| WORK TO BE COMPLETED |
For the word "title", find each line in the entries where it occurs and copy that line.

| EXTRACTED INFORMATION |

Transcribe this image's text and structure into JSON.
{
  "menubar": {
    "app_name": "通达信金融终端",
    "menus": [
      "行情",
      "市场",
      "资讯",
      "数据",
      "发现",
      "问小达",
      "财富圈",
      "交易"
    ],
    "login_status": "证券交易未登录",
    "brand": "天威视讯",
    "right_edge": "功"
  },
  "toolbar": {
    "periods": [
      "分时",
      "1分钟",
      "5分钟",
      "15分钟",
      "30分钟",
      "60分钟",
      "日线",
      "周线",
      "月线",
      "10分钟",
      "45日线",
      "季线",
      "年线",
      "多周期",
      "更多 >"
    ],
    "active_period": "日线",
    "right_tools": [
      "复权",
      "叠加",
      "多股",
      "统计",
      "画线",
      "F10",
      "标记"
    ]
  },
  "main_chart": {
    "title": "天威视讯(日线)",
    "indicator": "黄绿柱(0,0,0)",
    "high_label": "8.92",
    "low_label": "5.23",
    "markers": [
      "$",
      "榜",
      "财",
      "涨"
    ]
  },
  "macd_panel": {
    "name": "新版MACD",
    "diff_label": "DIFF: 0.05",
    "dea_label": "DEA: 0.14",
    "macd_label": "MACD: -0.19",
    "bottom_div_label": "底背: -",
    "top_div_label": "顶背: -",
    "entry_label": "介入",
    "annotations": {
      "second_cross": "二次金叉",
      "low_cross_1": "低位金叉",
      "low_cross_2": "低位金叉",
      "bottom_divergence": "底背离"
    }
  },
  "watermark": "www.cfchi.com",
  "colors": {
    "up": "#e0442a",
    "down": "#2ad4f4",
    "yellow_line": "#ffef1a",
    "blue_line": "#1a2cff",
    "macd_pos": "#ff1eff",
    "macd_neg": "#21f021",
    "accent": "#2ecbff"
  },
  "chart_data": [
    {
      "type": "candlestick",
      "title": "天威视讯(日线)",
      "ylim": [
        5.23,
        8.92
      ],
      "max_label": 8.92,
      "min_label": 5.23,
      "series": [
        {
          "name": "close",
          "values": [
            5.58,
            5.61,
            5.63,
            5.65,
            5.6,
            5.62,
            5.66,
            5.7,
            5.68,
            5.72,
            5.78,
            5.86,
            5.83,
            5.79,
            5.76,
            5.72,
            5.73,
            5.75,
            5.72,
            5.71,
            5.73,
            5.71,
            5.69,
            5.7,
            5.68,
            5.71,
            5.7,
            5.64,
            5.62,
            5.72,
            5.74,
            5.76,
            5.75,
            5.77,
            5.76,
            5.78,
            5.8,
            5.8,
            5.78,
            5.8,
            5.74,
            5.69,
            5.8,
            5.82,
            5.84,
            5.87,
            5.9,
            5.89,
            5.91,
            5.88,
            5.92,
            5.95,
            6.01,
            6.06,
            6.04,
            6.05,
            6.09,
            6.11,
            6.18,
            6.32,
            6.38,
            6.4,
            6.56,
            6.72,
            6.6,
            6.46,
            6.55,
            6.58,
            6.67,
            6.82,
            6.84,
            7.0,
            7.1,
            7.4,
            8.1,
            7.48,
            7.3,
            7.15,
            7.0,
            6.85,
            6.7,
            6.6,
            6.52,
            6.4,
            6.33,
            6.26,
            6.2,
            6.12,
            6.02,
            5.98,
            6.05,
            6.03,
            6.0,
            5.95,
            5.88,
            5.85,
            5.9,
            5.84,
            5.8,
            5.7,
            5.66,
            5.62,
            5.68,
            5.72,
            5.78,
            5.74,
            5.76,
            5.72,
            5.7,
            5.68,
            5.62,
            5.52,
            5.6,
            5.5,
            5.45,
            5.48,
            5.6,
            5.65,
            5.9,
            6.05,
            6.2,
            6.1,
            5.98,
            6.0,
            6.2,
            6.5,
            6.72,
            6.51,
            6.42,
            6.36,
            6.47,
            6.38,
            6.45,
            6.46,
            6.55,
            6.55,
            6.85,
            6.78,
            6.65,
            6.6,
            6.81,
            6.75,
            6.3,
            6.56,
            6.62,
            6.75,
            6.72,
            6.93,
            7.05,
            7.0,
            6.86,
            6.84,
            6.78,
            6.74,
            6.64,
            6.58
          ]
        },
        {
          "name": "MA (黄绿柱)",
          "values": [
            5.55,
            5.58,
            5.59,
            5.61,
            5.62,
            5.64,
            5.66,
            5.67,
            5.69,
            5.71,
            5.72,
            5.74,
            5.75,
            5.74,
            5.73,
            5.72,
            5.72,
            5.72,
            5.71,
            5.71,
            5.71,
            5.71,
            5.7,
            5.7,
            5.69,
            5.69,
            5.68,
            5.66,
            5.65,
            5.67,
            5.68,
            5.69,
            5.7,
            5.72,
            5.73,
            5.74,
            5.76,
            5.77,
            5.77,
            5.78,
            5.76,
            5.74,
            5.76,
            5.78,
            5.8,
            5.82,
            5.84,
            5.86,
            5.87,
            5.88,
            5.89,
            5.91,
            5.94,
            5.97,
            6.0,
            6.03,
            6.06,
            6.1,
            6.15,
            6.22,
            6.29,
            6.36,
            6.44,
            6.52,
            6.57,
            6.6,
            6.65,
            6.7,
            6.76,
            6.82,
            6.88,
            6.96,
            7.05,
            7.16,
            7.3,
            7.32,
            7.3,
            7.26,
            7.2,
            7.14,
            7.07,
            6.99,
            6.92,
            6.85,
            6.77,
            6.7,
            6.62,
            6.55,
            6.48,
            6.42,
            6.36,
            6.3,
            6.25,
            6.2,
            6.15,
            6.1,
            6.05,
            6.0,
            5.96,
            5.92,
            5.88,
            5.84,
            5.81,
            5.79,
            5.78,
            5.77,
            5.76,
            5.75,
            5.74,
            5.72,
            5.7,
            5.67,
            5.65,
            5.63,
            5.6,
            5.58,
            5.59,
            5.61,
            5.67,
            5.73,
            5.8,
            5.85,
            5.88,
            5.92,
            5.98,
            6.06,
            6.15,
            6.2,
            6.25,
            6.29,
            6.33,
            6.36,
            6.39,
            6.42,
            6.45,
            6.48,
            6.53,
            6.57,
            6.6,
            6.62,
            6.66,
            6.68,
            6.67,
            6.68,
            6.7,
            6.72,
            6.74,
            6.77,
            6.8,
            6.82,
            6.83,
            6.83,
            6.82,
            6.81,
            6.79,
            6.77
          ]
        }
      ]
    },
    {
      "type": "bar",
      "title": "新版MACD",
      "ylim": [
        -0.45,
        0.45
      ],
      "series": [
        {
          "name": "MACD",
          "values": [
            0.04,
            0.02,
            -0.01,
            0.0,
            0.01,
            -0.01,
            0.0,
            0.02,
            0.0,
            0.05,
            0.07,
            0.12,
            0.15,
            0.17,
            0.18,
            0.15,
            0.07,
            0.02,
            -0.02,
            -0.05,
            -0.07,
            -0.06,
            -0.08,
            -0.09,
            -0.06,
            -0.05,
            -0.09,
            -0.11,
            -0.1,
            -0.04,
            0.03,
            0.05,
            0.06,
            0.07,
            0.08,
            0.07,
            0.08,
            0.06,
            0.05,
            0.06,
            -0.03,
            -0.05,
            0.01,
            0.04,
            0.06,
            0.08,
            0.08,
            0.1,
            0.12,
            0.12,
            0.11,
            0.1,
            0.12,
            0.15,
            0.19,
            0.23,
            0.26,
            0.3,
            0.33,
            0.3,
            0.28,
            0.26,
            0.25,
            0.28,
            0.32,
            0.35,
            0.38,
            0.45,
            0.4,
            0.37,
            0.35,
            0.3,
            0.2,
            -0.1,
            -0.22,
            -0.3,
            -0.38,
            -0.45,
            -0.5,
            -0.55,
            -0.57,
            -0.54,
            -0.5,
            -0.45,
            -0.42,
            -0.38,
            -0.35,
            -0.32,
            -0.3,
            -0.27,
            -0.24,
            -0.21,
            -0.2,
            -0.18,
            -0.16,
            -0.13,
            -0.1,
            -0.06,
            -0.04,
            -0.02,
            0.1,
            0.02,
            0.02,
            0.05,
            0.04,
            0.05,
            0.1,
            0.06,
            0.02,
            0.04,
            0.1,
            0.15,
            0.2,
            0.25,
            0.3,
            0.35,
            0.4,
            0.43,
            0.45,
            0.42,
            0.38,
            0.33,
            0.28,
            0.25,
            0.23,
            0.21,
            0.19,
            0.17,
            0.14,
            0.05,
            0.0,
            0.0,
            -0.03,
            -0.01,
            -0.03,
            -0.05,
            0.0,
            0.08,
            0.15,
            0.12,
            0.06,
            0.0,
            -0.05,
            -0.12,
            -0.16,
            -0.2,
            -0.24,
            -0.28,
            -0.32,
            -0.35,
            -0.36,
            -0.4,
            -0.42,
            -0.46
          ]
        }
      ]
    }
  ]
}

| TASK OUTPUT |
    "title": "天威视讯(日线)",
      "title": "天威视讯(日线)",
      "title": "新版MACD",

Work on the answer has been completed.